*Requirement:*
Within the entries below, how many lines carry the word "JSON"? State the number and stop.

Dataset rows describing interfaces
____________________

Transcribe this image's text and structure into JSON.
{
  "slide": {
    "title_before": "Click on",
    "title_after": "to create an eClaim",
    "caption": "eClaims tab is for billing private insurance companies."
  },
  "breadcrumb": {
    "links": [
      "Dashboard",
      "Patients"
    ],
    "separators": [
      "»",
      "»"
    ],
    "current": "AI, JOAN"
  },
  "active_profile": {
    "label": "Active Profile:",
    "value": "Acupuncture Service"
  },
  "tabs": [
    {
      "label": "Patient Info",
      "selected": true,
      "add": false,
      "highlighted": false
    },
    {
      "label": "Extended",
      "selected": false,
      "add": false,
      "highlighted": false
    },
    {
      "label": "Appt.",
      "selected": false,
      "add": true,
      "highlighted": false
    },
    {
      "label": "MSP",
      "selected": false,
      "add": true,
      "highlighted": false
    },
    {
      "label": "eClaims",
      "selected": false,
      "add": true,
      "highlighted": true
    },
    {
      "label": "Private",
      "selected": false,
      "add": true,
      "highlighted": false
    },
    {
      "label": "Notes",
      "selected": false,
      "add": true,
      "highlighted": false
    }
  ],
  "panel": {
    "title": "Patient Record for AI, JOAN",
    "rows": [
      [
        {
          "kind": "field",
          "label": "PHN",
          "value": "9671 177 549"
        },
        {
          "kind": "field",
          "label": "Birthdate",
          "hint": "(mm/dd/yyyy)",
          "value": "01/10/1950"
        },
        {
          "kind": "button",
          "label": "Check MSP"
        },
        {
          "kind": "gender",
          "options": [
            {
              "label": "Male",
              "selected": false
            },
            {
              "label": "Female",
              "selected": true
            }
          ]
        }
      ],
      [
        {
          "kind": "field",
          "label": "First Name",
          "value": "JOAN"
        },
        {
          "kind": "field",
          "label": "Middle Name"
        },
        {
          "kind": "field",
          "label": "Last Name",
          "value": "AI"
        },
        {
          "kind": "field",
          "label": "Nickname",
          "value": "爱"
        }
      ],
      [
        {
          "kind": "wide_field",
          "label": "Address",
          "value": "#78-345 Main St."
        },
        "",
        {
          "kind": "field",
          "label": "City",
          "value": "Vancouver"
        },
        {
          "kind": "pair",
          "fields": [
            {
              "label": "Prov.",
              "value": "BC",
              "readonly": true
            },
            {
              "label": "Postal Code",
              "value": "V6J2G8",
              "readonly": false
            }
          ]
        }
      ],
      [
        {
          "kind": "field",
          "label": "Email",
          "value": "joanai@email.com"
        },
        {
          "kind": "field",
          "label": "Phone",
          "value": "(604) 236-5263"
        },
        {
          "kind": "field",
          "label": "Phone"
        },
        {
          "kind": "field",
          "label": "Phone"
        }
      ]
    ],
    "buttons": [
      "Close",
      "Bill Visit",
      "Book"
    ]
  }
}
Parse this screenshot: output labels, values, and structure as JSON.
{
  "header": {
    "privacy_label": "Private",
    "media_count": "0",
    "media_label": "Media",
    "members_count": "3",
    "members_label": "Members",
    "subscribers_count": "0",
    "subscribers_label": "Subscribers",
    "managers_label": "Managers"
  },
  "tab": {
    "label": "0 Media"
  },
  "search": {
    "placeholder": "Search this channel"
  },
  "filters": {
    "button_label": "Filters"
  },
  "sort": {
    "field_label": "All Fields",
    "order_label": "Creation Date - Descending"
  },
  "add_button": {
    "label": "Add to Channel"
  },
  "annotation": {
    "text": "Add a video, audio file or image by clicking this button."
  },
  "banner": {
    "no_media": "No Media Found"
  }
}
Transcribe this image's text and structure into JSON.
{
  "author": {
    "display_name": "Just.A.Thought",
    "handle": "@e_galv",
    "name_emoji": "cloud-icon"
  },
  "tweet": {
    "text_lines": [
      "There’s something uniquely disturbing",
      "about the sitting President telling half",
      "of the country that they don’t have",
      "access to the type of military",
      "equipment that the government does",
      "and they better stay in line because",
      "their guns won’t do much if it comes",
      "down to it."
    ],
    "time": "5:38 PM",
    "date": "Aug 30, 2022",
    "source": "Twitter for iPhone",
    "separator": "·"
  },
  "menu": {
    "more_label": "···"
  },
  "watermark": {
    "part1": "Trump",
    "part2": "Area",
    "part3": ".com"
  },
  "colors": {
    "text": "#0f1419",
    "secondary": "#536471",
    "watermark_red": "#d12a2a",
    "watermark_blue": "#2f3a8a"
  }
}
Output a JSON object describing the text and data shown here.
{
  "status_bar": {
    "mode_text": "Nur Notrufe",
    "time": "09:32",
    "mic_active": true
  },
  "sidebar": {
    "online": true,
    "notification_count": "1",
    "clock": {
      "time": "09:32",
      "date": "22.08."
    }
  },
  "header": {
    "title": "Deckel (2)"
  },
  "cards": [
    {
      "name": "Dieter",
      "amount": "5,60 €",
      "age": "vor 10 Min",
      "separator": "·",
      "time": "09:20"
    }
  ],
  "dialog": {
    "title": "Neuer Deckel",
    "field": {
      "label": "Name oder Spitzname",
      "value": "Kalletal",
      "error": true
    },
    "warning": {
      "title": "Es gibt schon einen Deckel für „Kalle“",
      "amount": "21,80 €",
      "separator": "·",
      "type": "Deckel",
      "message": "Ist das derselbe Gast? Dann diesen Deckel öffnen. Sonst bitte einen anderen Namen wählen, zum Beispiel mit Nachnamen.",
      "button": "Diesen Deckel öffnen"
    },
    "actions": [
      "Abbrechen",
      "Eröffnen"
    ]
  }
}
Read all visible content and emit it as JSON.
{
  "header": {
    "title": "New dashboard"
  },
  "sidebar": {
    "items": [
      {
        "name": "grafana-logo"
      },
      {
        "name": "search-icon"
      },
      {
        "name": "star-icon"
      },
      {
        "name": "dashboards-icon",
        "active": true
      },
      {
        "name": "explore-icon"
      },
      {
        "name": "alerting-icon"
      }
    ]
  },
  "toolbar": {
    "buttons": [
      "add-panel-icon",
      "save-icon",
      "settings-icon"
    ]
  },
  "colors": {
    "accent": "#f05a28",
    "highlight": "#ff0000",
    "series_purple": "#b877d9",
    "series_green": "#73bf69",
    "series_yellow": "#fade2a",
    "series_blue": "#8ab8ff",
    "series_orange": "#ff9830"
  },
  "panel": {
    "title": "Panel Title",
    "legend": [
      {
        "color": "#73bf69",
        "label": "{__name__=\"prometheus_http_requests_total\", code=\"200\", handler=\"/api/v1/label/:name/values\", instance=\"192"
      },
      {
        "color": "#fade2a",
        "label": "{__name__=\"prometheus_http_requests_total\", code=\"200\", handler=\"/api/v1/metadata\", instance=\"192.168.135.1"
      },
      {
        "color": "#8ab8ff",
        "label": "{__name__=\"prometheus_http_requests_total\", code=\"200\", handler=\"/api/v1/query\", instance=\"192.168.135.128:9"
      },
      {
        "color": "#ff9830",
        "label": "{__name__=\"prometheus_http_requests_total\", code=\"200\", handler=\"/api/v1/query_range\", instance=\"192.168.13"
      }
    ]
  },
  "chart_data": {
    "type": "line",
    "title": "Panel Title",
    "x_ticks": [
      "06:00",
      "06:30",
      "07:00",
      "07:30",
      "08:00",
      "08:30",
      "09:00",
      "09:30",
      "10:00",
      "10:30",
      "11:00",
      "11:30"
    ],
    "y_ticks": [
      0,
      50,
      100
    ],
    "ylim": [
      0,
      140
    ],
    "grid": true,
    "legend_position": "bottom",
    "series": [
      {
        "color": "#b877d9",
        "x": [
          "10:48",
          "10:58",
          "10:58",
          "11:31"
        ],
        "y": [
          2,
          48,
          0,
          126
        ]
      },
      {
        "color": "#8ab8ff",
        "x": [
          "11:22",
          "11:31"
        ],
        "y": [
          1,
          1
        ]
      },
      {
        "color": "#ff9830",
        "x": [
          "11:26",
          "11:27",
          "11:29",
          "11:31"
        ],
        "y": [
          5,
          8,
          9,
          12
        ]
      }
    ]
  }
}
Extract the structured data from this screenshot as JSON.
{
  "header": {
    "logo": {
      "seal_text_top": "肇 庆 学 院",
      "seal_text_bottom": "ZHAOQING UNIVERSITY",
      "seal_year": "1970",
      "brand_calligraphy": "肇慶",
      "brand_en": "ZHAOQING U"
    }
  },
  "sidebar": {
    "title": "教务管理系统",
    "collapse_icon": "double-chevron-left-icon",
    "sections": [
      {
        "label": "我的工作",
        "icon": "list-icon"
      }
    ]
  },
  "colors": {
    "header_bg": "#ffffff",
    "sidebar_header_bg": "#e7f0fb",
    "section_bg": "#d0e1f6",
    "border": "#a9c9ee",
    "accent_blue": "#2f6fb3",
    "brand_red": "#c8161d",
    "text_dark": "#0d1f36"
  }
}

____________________

*Response below:*
6